*** Opening of Excerpted data ***
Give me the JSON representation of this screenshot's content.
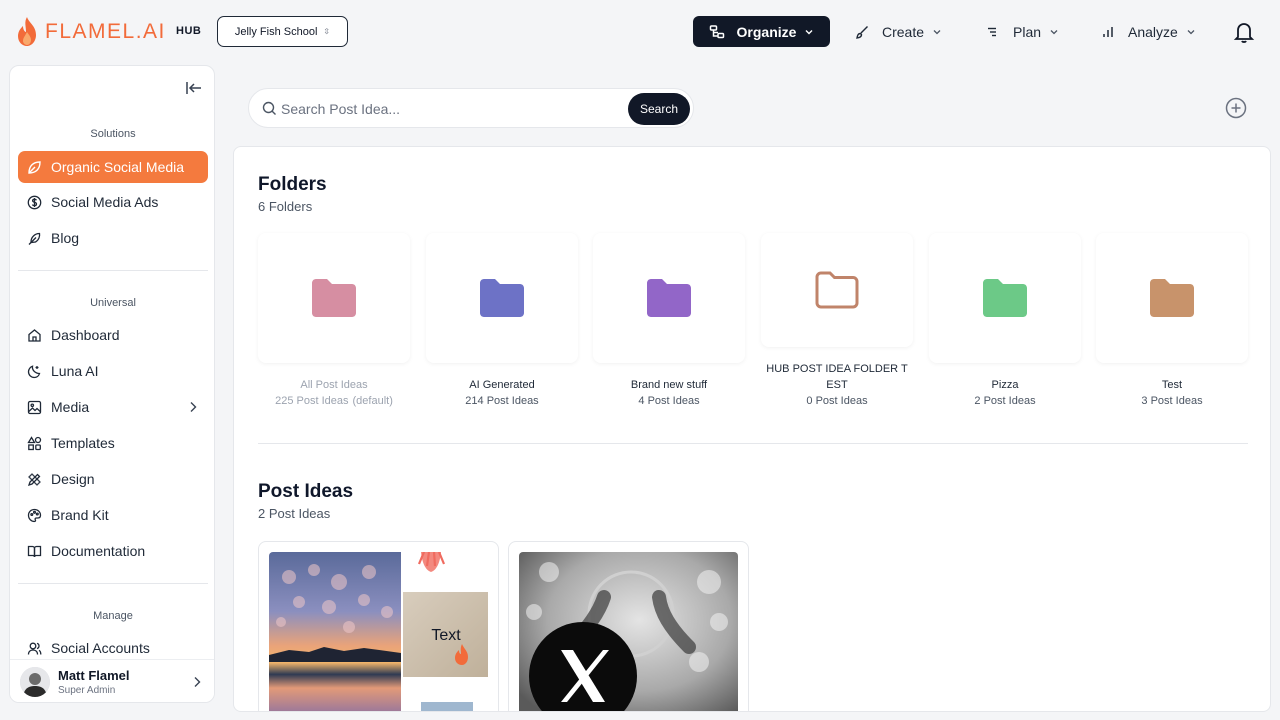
{
  "brand": {
    "name": "FLAMEL.AI",
    "tag": "HUB",
    "accent": "#f26b3a"
  },
  "workspace": {
    "name": "Jelly Fish School"
  },
  "topnav": {
    "organize": "Organize",
    "create": "Create",
    "plan": "Plan",
    "analyze": "Analyze"
  },
  "sidebar": {
    "sections": {
      "solutions": "Solutions",
      "universal": "Universal",
      "manage": "Manage"
    },
    "solutions": [
      {
        "label": "Organic Social Media",
        "icon": "leaf-icon",
        "active": true
      },
      {
        "label": "Social Media Ads",
        "icon": "dollar-circle-icon"
      },
      {
        "label": "Blog",
        "icon": "feather-icon"
      }
    ],
    "universal": [
      {
        "label": "Dashboard",
        "icon": "home-icon"
      },
      {
        "label": "Luna AI",
        "icon": "moon-icon"
      },
      {
        "label": "Media",
        "icon": "image-icon"
      },
      {
        "label": "Templates",
        "icon": "shapes-icon"
      },
      {
        "label": "Design",
        "icon": "pen-ruler-icon"
      },
      {
        "label": "Brand Kit",
        "icon": "palette-icon"
      },
      {
        "label": "Documentation",
        "icon": "book-icon"
      }
    ],
    "manage": [
      {
        "label": "Social Accounts",
        "icon": "users-icon"
      }
    ]
  },
  "user": {
    "name": "Matt Flamel",
    "role": "Super Admin"
  },
  "search": {
    "placeholder": "Search Post Idea...",
    "button": "Search"
  },
  "folders_section": {
    "title": "Folders",
    "count": "6 Folders",
    "items": [
      {
        "name": "All Post Ideas",
        "count": "225 Post Ideas",
        "tag": "(default)",
        "color": "#d68ea2"
      },
      {
        "name": "AI Generated",
        "count": "214 Post Ideas",
        "color": "#6d72c6"
      },
      {
        "name": "Brand new stuff",
        "count": "4 Post Ideas",
        "color": "#9266c8"
      },
      {
        "name": "HUB POST IDEA FOLDER T",
        "name2": "EST",
        "count": "0 Post Ideas",
        "color": "#c0846a"
      },
      {
        "name": "Pizza",
        "count": "2 Post Ideas",
        "color": "#6cc987"
      },
      {
        "name": "Test",
        "count": "3 Post Ideas",
        "color": "#c8936b"
      }
    ]
  },
  "posts_section": {
    "title": "Post Ideas",
    "count": "2 Post Ideas",
    "card1_text": "Text"
  }
}
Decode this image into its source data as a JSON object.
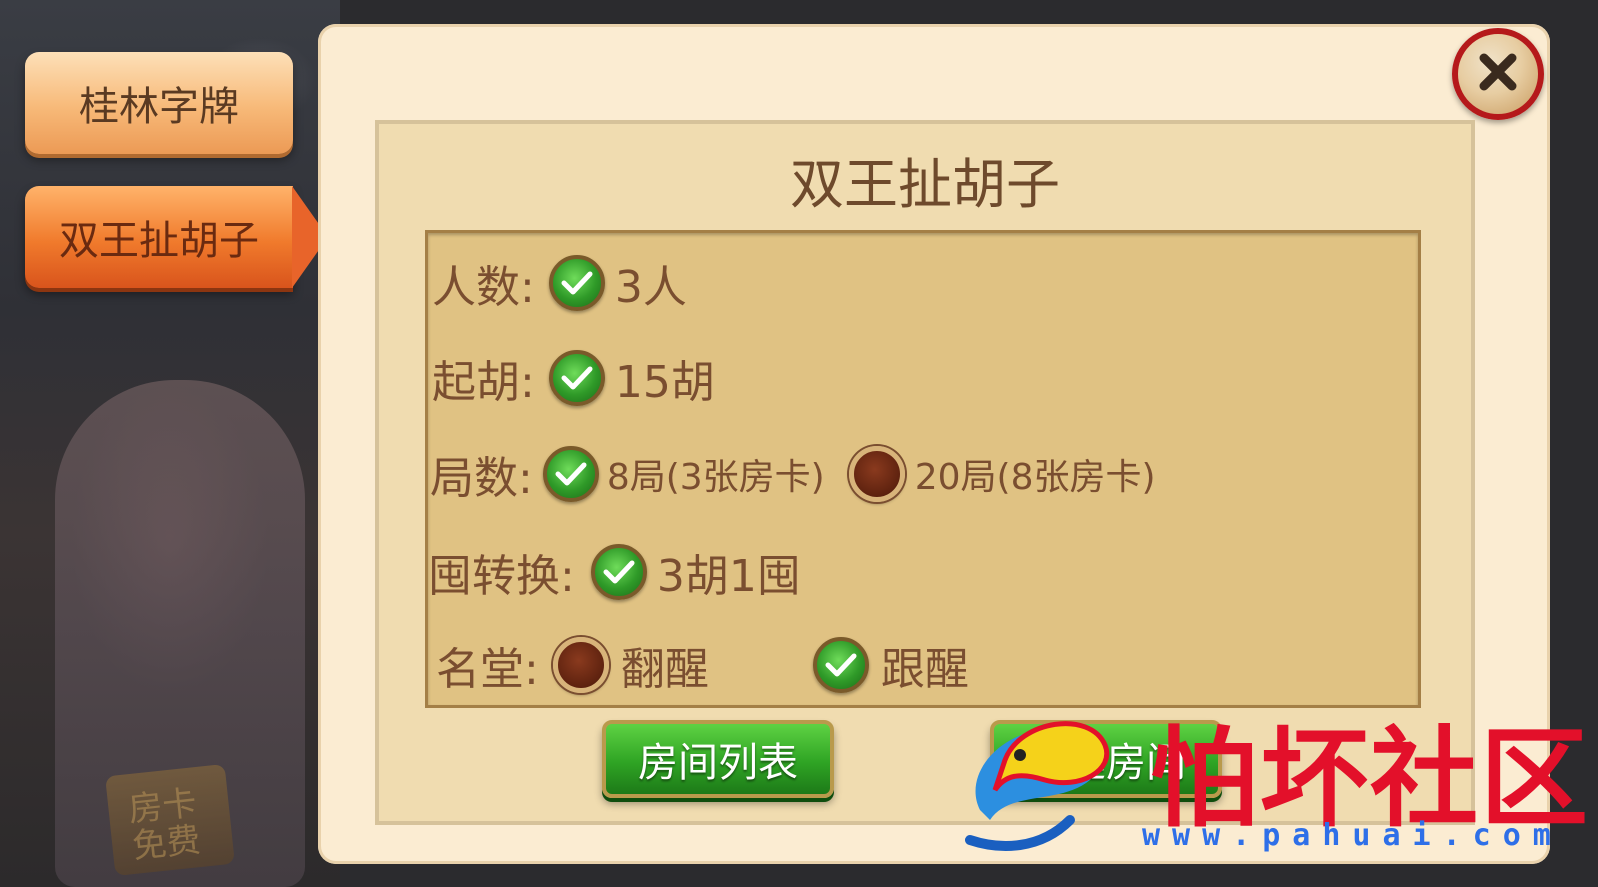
{
  "tabs": [
    {
      "label": "桂林字牌",
      "active": false
    },
    {
      "label": "双王扯胡子",
      "active": true
    }
  ],
  "background": {
    "card_label": "房卡\n免费"
  },
  "dialog": {
    "title": "双王扯胡子",
    "rows": {
      "players": {
        "label": "人数:",
        "options": [
          {
            "text": "3人",
            "checked": true
          }
        ]
      },
      "start_hu": {
        "label": "起胡:",
        "options": [
          {
            "text": "15胡",
            "checked": true
          }
        ]
      },
      "rounds": {
        "label": "局数:",
        "options": [
          {
            "text": "8局(3张房卡)",
            "checked": true
          },
          {
            "text": "20局(8张房卡)",
            "checked": false
          }
        ]
      },
      "conversion": {
        "label": "囤转换:",
        "options": [
          {
            "text": "3胡1囤",
            "checked": true
          }
        ]
      },
      "titles": {
        "label": "名堂:",
        "options": [
          {
            "text": "翻醒",
            "checked": false
          },
          {
            "text": "跟醒",
            "checked": true
          }
        ]
      }
    },
    "buttons": {
      "room_list": "房间列表",
      "create_room": "创建房间"
    }
  },
  "watermark": {
    "name": "怕坏社区",
    "url": "www.pahuai.com"
  },
  "colors": {
    "panel_bg": "#fbecd2",
    "options_bg": "#e0c283",
    "text_brown": "#7a4e30",
    "button_green": "#2fa424",
    "close_red": "#b5191b",
    "watermark_red": "#e3102a",
    "watermark_blue": "#2e6fe8"
  }
}
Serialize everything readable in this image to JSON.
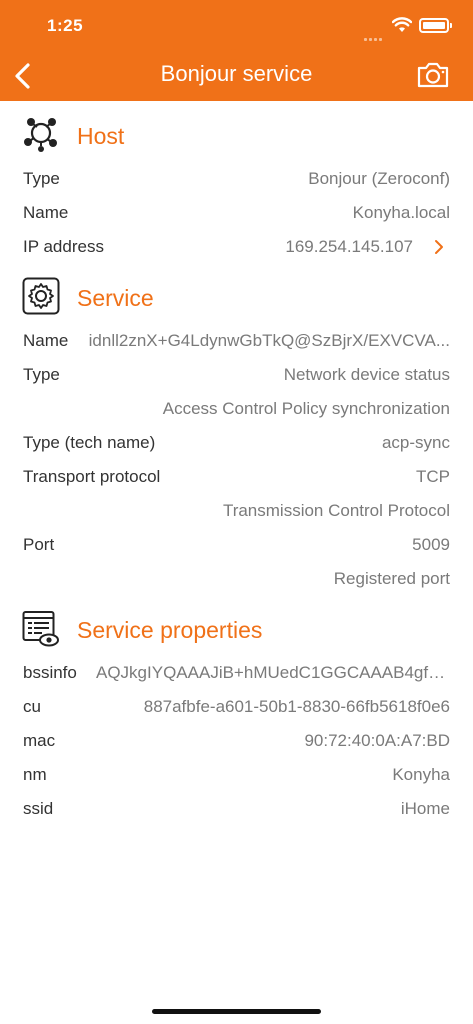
{
  "status_bar": {
    "time": "1:25"
  },
  "nav": {
    "title": "Bonjour service"
  },
  "host": {
    "title": "Host",
    "rows": [
      {
        "label": "Type",
        "value": "Bonjour (Zeroconf)"
      },
      {
        "label": "Name",
        "value": "Konyha.local"
      },
      {
        "label": "IP address",
        "value": "169.254.145.107"
      }
    ]
  },
  "service": {
    "title": "Service",
    "name_label": "Name",
    "name_value": "idnll2znX+G4LdynwGbTkQ@SzBjrX/EXVCVA...",
    "type_label": "Type",
    "type_value": "Network device status",
    "type_value2": "Access Control Policy synchronization",
    "tech_label": "Type (tech name)",
    "tech_value": "acp-sync",
    "transport_label": "Transport protocol",
    "transport_value": "TCP",
    "transport_value2": "Transmission Control Protocol",
    "port_label": "Port",
    "port_value": "5009",
    "port_value2": "Registered port"
  },
  "properties": {
    "title": "Service properties",
    "rows": [
      {
        "label": "bssinfo",
        "value": "AQJkgIYQAAAJiB+hMUedC1GGCAAAB4gfo..."
      },
      {
        "label": "cu",
        "value": "887afbfe-a601-50b1-8830-66fb5618f0e6"
      },
      {
        "label": "mac",
        "value": "90:72:40:0A:A7:BD"
      },
      {
        "label": "nm",
        "value": "Konyha"
      },
      {
        "label": "ssid",
        "value": "iHome"
      }
    ]
  },
  "colors": {
    "accent": "#f07118",
    "label": "#333333",
    "value": "#7a7a7a"
  },
  "icons": [
    "back-chevron-icon",
    "camera-icon",
    "host-network-icon",
    "service-gear-icon",
    "properties-list-eye-icon",
    "chevron-right-icon"
  ]
}
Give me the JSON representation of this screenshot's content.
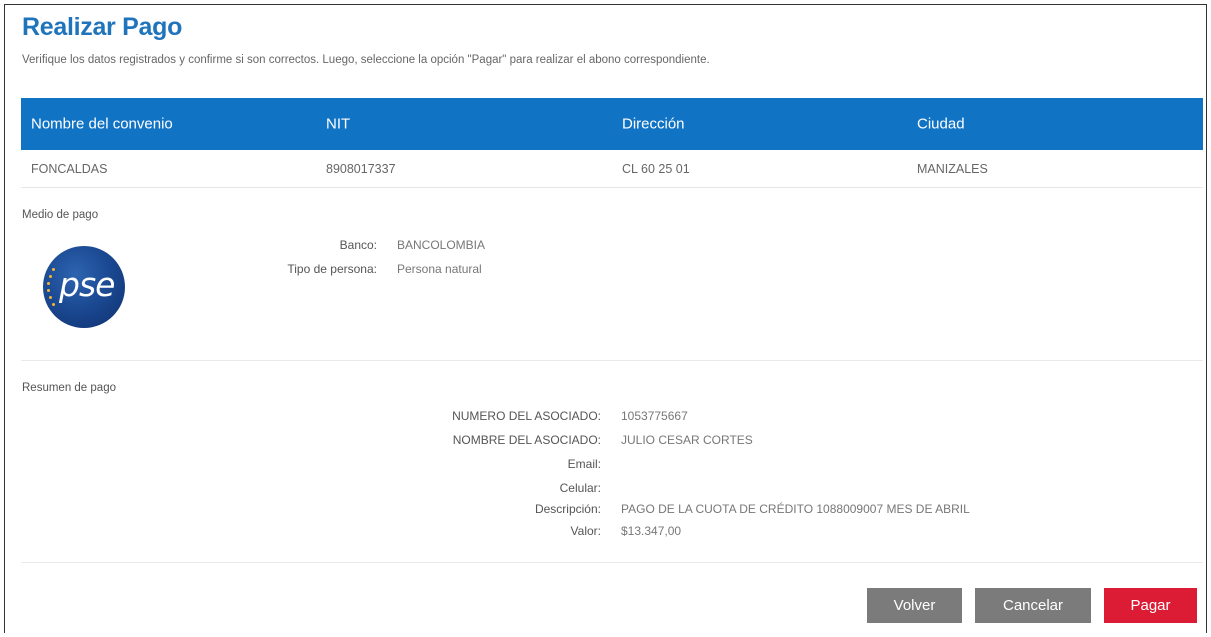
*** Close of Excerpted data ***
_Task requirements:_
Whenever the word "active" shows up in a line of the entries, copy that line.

_Reply:_
        "active": true
      "active": false
      "active": true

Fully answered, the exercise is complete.